REQUIRED ACTION: Output the data word for word, dropping every image.
___ TASK INPUTS
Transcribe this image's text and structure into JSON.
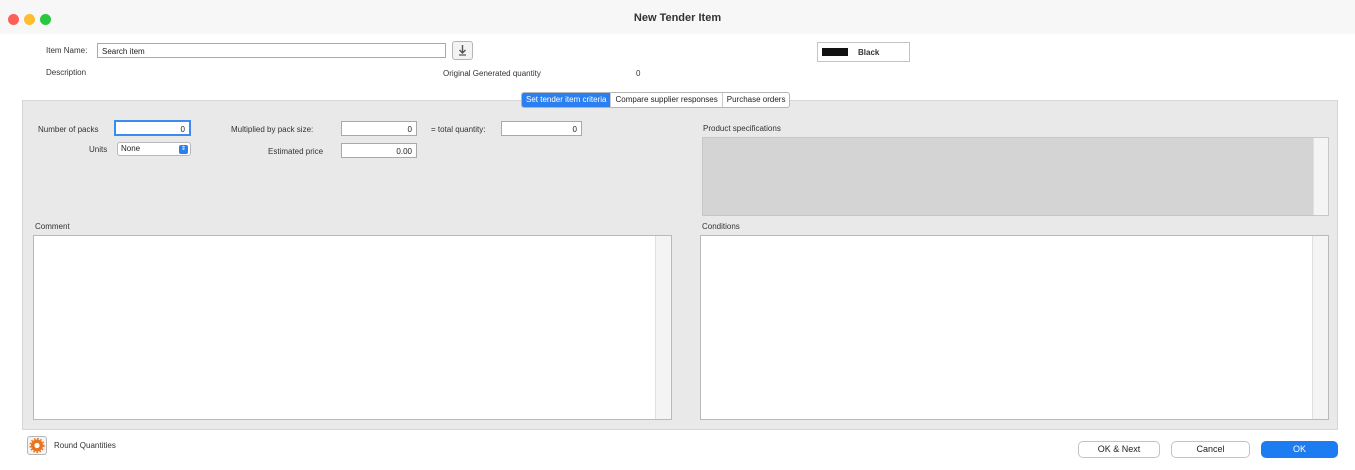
{
  "window": {
    "title": "New Tender Item"
  },
  "item": {
    "name_label": "Item Name:",
    "name_value": "Search item",
    "description_label": "Description"
  },
  "original_quantity": {
    "label": "Original Generated quantity",
    "value": "0"
  },
  "color_swatch": {
    "label": "Black",
    "color": "#111111"
  },
  "tabs": [
    {
      "label": "Set tender item criteria",
      "active": true
    },
    {
      "label": "Compare supplier responses",
      "active": false
    },
    {
      "label": "Purchase orders",
      "active": false
    }
  ],
  "criteria": {
    "number_of_packs_label": "Number of packs",
    "number_of_packs_value": "0",
    "units_label": "Units",
    "units_value": "None",
    "pack_size_label": "Multiplied by pack size:",
    "pack_size_value": "0",
    "total_quantity_label": "= total quantity:",
    "total_quantity_value": "0",
    "estimated_price_label": "Estimated price",
    "estimated_price_value": "0.00"
  },
  "sections": {
    "product_specifications_label": "Product specifications",
    "comment_label": "Comment",
    "conditions_label": "Conditions"
  },
  "footer": {
    "round_quantities_label": "Round Quantities",
    "ok_next_label": "OK & Next",
    "cancel_label": "Cancel",
    "ok_label": "OK"
  },
  "colors": {
    "accent": "#1e7cf2",
    "close": "#fe5f57",
    "minimize": "#febc2e",
    "zoom": "#28c840"
  }
}
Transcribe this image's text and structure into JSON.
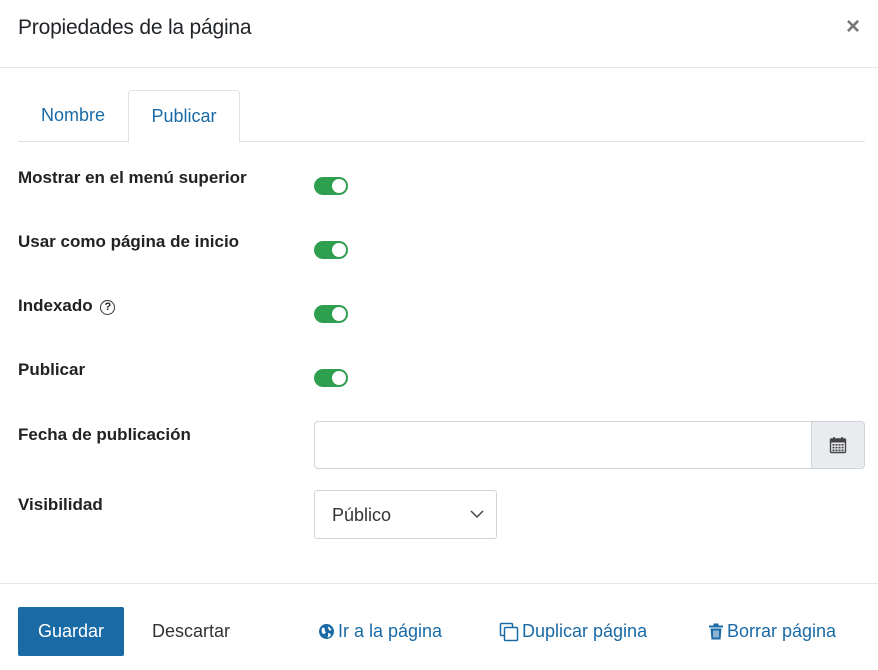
{
  "header": {
    "title": "Propiedades de la página",
    "close_label": "×"
  },
  "tabs": [
    {
      "label": "Nombre",
      "active": false
    },
    {
      "label": "Publicar",
      "active": true
    }
  ],
  "form": {
    "show_top_menu": {
      "label": "Mostrar en el menú superior",
      "checked": true
    },
    "use_as_home": {
      "label": "Usar como página de inicio",
      "checked": true
    },
    "indexed": {
      "label": "Indexado",
      "help_icon": "question-circle-icon",
      "checked": true
    },
    "publish": {
      "label": "Publicar",
      "checked": true
    },
    "publish_date": {
      "label": "Fecha de publicación",
      "value": "",
      "calendar_icon": "calendar-icon"
    },
    "visibility": {
      "label": "Visibilidad",
      "selected": "Público"
    }
  },
  "footer": {
    "save_label": "Guardar",
    "discard_label": "Descartar",
    "goto_label": "Ir a la página",
    "duplicate_label": "Duplicar página",
    "delete_label": "Borrar página"
  },
  "colors": {
    "accent": "#1a6aa6",
    "toggle_on": "#2e9e4f"
  }
}
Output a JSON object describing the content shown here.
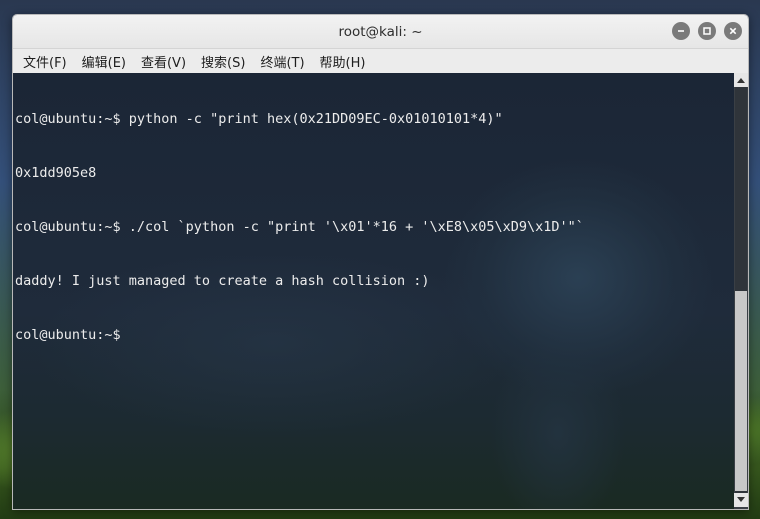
{
  "window": {
    "title": "root@kali: ~",
    "buttons": [
      "minimize-icon",
      "maximize-icon",
      "close-icon"
    ]
  },
  "menu": {
    "items": [
      {
        "id": "file",
        "label": "文件(F)"
      },
      {
        "id": "edit",
        "label": "编辑(E)"
      },
      {
        "id": "view",
        "label": "查看(V)"
      },
      {
        "id": "search",
        "label": "搜索(S)"
      },
      {
        "id": "terminal",
        "label": "终端(T)"
      },
      {
        "id": "help",
        "label": "帮助(H)"
      }
    ]
  },
  "terminal": {
    "lines": [
      "col@ubuntu:~$ python -c \"print hex(0x21DD09EC-0x01010101*4)\"",
      "0x1dd905e8",
      "col@ubuntu:~$ ./col `python -c \"print '\\x01'*16 + '\\xE8\\x05\\xD9\\x1D'\"`",
      "daddy! I just managed to create a hash collision :)",
      "col@ubuntu:~$ "
    ]
  },
  "colors": {
    "titlebar": "#ececec",
    "terminal_text": "#ececec",
    "wm_button": "#7a7a7a"
  }
}
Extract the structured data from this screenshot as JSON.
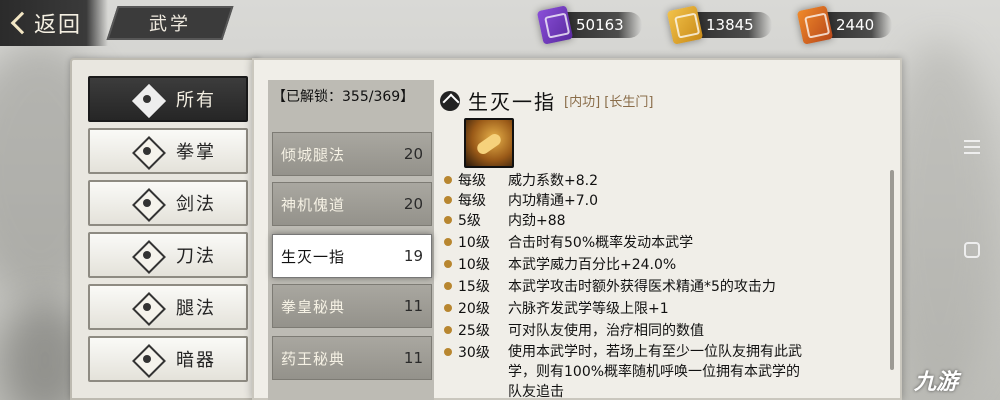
{
  "topbar": {
    "back_label": "返回",
    "title": "武学",
    "currencies": [
      {
        "icon": "purple-token-icon",
        "value": "50163"
      },
      {
        "icon": "gold-token-icon",
        "value": "13845"
      },
      {
        "icon": "orange-token-icon",
        "value": "2440"
      }
    ]
  },
  "categories": [
    {
      "label": "所有",
      "icon": "all-icon",
      "active": true
    },
    {
      "label": "拳掌",
      "icon": "fist-icon",
      "active": false
    },
    {
      "label": "剑法",
      "icon": "sword-icon",
      "active": false
    },
    {
      "label": "刀法",
      "icon": "blade-icon",
      "active": false
    },
    {
      "label": "腿法",
      "icon": "kick-icon",
      "active": false
    },
    {
      "label": "暗器",
      "icon": "dart-icon",
      "active": false
    }
  ],
  "list": {
    "unlocked_label": "【已解锁：355/369】",
    "skills": [
      {
        "name": "倾城腿法",
        "level": "20",
        "active": false
      },
      {
        "name": "神机傀道",
        "level": "20",
        "active": false
      },
      {
        "name": "生灭一指",
        "level": "19",
        "active": true
      },
      {
        "name": "拳皇秘典",
        "level": "11",
        "active": false
      },
      {
        "name": "药王秘典",
        "level": "11",
        "active": false
      }
    ]
  },
  "detail": {
    "title": "生灭一指",
    "tags": "[内功] [长生门]",
    "effects": [
      {
        "level": "每级",
        "text": "威力系数+8.2"
      },
      {
        "level": "每级",
        "text": "内功精通+7.0"
      },
      {
        "level": "5级",
        "text": "内劲+88"
      },
      {
        "level": "10级",
        "text": "合击时有50%概率发动本武学"
      },
      {
        "level": "10级",
        "text": "本武学威力百分比+24.0%"
      },
      {
        "level": "15级",
        "text": "本武学攻击时额外获得医术精通*5的攻击力"
      },
      {
        "level": "20级",
        "text": "六脉齐发武学等级上限+1"
      },
      {
        "level": "25级",
        "text": "可对队友使用，治疗相同的数值"
      },
      {
        "level": "30级",
        "text": "使用本武学时，若场上有至少一位队友拥有此武学，则有100%概率随机呼唤一位拥有本武学的队友追击"
      }
    ]
  },
  "watermark": "九游"
}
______
ANSWER TO THE EXERCISE:
Transcribe this image's text and structure into JSON.
{
  "window": {
    "title": "New Tender Item"
  },
  "item": {
    "name_label": "Item Name:",
    "name_value": "Search item",
    "description_label": "Description"
  },
  "original_quantity": {
    "label": "Original Generated quantity",
    "value": "0"
  },
  "color_swatch": {
    "label": "Black",
    "color": "#111111"
  },
  "tabs": [
    {
      "label": "Set tender item criteria",
      "active": true
    },
    {
      "label": "Compare supplier responses",
      "active": false
    },
    {
      "label": "Purchase orders",
      "active": false
    }
  ],
  "criteria": {
    "number_of_packs_label": "Number of packs",
    "number_of_packs_value": "0",
    "units_label": "Units",
    "units_value": "None",
    "pack_size_label": "Multiplied by pack size:",
    "pack_size_value": "0",
    "total_quantity_label": "= total quantity:",
    "total_quantity_value": "0",
    "estimated_price_label": "Estimated price",
    "estimated_price_value": "0.00"
  },
  "sections": {
    "product_specifications_label": "Product specifications",
    "comment_label": "Comment",
    "conditions_label": "Conditions"
  },
  "footer": {
    "round_quantities_label": "Round Quantities",
    "ok_next_label": "OK & Next",
    "cancel_label": "Cancel",
    "ok_label": "OK"
  },
  "colors": {
    "accent": "#1e7cf2",
    "close": "#fe5f57",
    "minimize": "#febc2e",
    "zoom": "#28c840"
  }
}
Transcribe this image's text and structure into JSON.
{
  "header": {
    "title": "Propiedades de la página",
    "close_label": "×"
  },
  "tabs": [
    {
      "label": "Nombre",
      "active": false
    },
    {
      "label": "Publicar",
      "active": true
    }
  ],
  "form": {
    "show_top_menu": {
      "label": "Mostrar en el menú superior",
      "checked": true
    },
    "use_as_home": {
      "label": "Usar como página de inicio",
      "checked": true
    },
    "indexed": {
      "label": "Indexado",
      "help_icon": "question-circle-icon",
      "checked": true
    },
    "publish": {
      "label": "Publicar",
      "checked": true
    },
    "publish_date": {
      "label": "Fecha de publicación",
      "value": "",
      "calendar_icon": "calendar-icon"
    },
    "visibility": {
      "label": "Visibilidad",
      "selected": "Público"
    }
  },
  "footer": {
    "save_label": "Guardar",
    "discard_label": "Descartar",
    "goto_label": "Ir a la página",
    "duplicate_label": "Duplicar página",
    "delete_label": "Borrar página"
  },
  "colors": {
    "accent": "#1a6aa6",
    "toggle_on": "#2e9e4f"
  }
}
Output a JSON object describing the content shown here.
{
  "window": {
    "title": "root@kali: ~",
    "buttons": [
      "minimize-icon",
      "maximize-icon",
      "close-icon"
    ]
  },
  "menu": {
    "items": [
      {
        "id": "file",
        "label": "文件(F)"
      },
      {
        "id": "edit",
        "label": "编辑(E)"
      },
      {
        "id": "view",
        "label": "查看(V)"
      },
      {
        "id": "search",
        "label": "搜索(S)"
      },
      {
        "id": "terminal",
        "label": "终端(T)"
      },
      {
        "id": "help",
        "label": "帮助(H)"
      }
    ]
  },
  "terminal": {
    "lines": [
      "col@ubuntu:~$ python -c \"print hex(0x21DD09EC-0x01010101*4)\"",
      "0x1dd905e8",
      "col@ubuntu:~$ ./col `python -c \"print '\\x01'*16 + '\\xE8\\x05\\xD9\\x1D'\"`",
      "daddy! I just managed to create a hash collision :)",
      "col@ubuntu:~$ "
    ]
  },
  "colors": {
    "titlebar": "#ececec",
    "terminal_text": "#ececec",
    "wm_button": "#7a7a7a"
  }
}
Extract the structured data from this screenshot as JSON.
{
  "topbar": {
    "back_label": "返回",
    "title": "武学",
    "currencies": [
      {
        "icon": "purple-token-icon",
        "value": "50163"
      },
      {
        "icon": "gold-token-icon",
        "value": "13845"
      },
      {
        "icon": "orange-token-icon",
        "value": "2440"
      }
    ]
  },
  "categories": [
    {
      "label": "所有",
      "icon": "all-icon",
      "active": true
    },
    {
      "label": "拳掌",
      "icon": "fist-icon",
      "active": false
    },
    {
      "label": "剑法",
      "icon": "sword-icon",
      "active": false
    },
    {
      "label": "刀法",
      "icon": "blade-icon",
      "active": false
    },
    {
      "label": "腿法",
      "icon": "kick-icon",
      "active": false
    },
    {
      "label": "暗器",
      "icon": "dart-icon",
      "active": false
    }
  ],
  "list": {
    "unlocked_label": "【已解锁：355/369】",
    "skills": [
      {
        "name": "倾城腿法",
        "level": "20",
        "active": false
      },
      {
        "name": "神机傀道",
        "level": "20",
        "active": false
      },
      {
        "name": "生灭一指",
        "level": "19",
        "active": true
      },
      {
        "name": "拳皇秘典",
        "level": "11",
        "active": false
      },
      {
        "name": "药王秘典",
        "level": "11",
        "active": false
      }
    ]
  },
  "detail": {
    "title": "生灭一指",
    "tags": "[内功] [长生门]",
    "effects": [
      {
        "level": "每级",
        "text": "威力系数+8.2"
      },
      {
        "level": "每级",
        "text": "内功精通+7.0"
      },
      {
        "level": "5级",
        "text": "内劲+88"
      },
      {
        "level": "10级",
        "text": "合击时有50%概率发动本武学"
      },
      {
        "level": "10级",
        "text": "本武学威力百分比+24.0%"
      },
      {
        "level": "15级",
        "text": "本武学攻击时额外获得医术精通*5的攻击力"
      },
      {
        "level": "20级",
        "text": "六脉齐发武学等级上限+1"
      },
      {
        "level": "25级",
        "text": "可对队友使用，治疗相同的数值"
      },
      {
        "level": "30级",
        "text": "使用本武学时，若场上有至少一位队友拥有此武学，则有100%概率随机呼唤一位拥有本武学的队友追击"
      }
    ]
  },
  "watermark": "九游"
}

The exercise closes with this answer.